----- The input -----

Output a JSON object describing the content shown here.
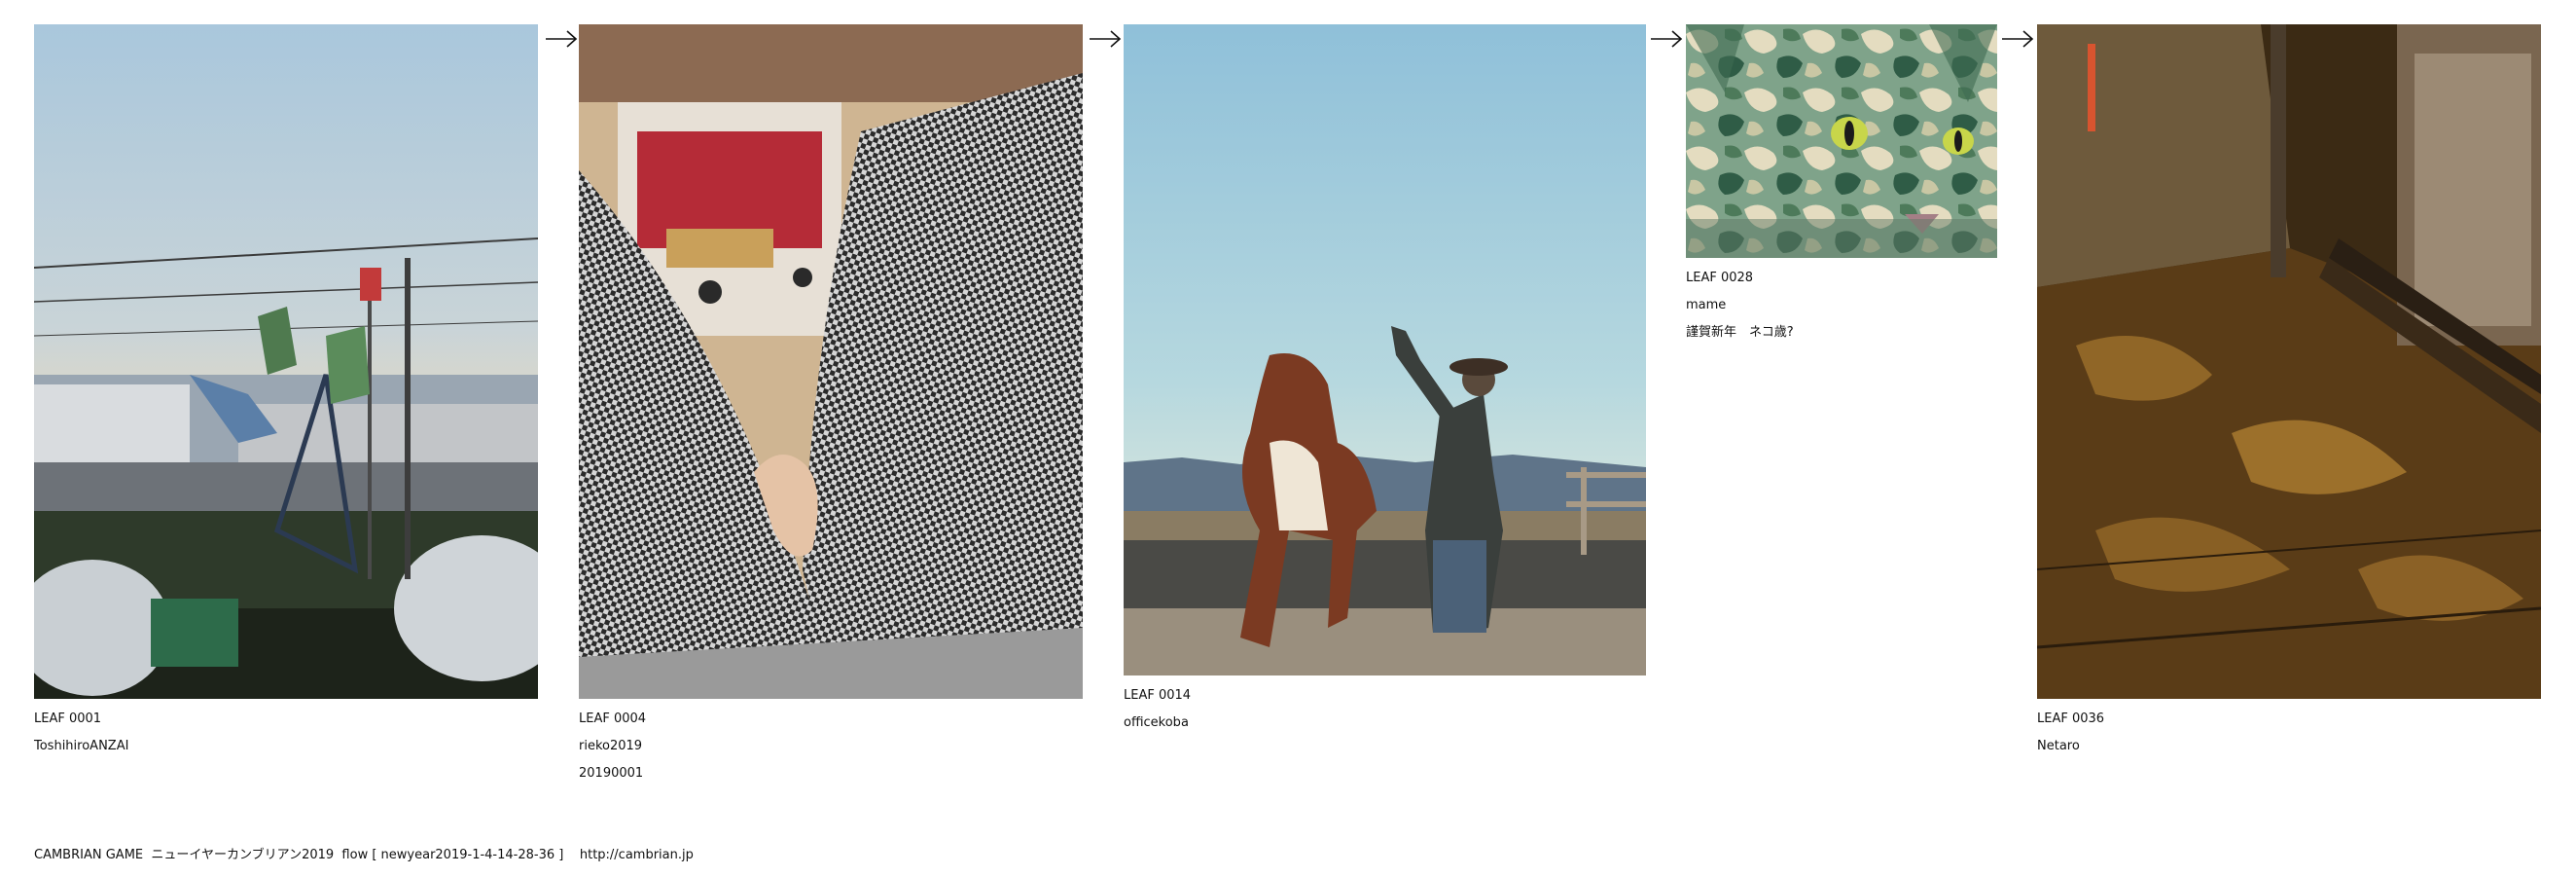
{
  "leaves": [
    {
      "id": "LEAF 0001",
      "lines": [
        "ToshihiroANZAI"
      ],
      "scene": "allotment garden at dusk with boots on poles, power lines and apartment blocks"
    },
    {
      "id": "LEAF 0004",
      "lines": [
        "rieko2019",
        "20190001"
      ],
      "scene": "lap view of houndstooth trousers and a bare foot on a wooden floor"
    },
    {
      "id": "LEAF 0014",
      "lines": [
        "officekoba"
      ],
      "scene": "a pony rearing up in front of a man in a cowboy hat"
    },
    {
      "id": "LEAF 0028",
      "lines": [
        "mame",
        "謹賀新年　ネコ歳?"
      ],
      "scene": "cat face with green camouflage pattern"
    },
    {
      "id": "LEAF 0036",
      "lines": [
        "Netaro"
      ],
      "scene": "night street with a bench and a wooden deck"
    }
  ],
  "arrow_icon": "right-arrow-icon",
  "footer": "CAMBRIAN GAME  ニューイヤーカンブリアン2019  flow [ newyear2019-1-4-14-28-36 ]    http://cambrian.jp"
}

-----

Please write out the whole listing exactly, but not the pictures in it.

Output a JSON object describing the content shown here.
{
  "leaves": [
    {
      "id": "LEAF 0001",
      "lines": [
        "ToshihiroANZAI"
      ],
      "scene": "allotment garden at dusk with boots on poles, power lines and apartment blocks"
    },
    {
      "id": "LEAF 0004",
      "lines": [
        "rieko2019",
        "20190001"
      ],
      "scene": "lap view of houndstooth trousers and a bare foot on a wooden floor"
    },
    {
      "id": "LEAF 0014",
      "lines": [
        "officekoba"
      ],
      "scene": "a pony rearing up in front of a man in a cowboy hat"
    },
    {
      "id": "LEAF 0028",
      "lines": [
        "mame",
        "謹賀新年　ネコ歳?"
      ],
      "scene": "cat face with green camouflage pattern"
    },
    {
      "id": "LEAF 0036",
      "lines": [
        "Netaro"
      ],
      "scene": "night street with a bench and a wooden deck"
    }
  ],
  "arrow_icon": "right-arrow-icon",
  "footer": "CAMBRIAN GAME  ニューイヤーカンブリアン2019  flow [ newyear2019-1-4-14-28-36 ]    http://cambrian.jp"
}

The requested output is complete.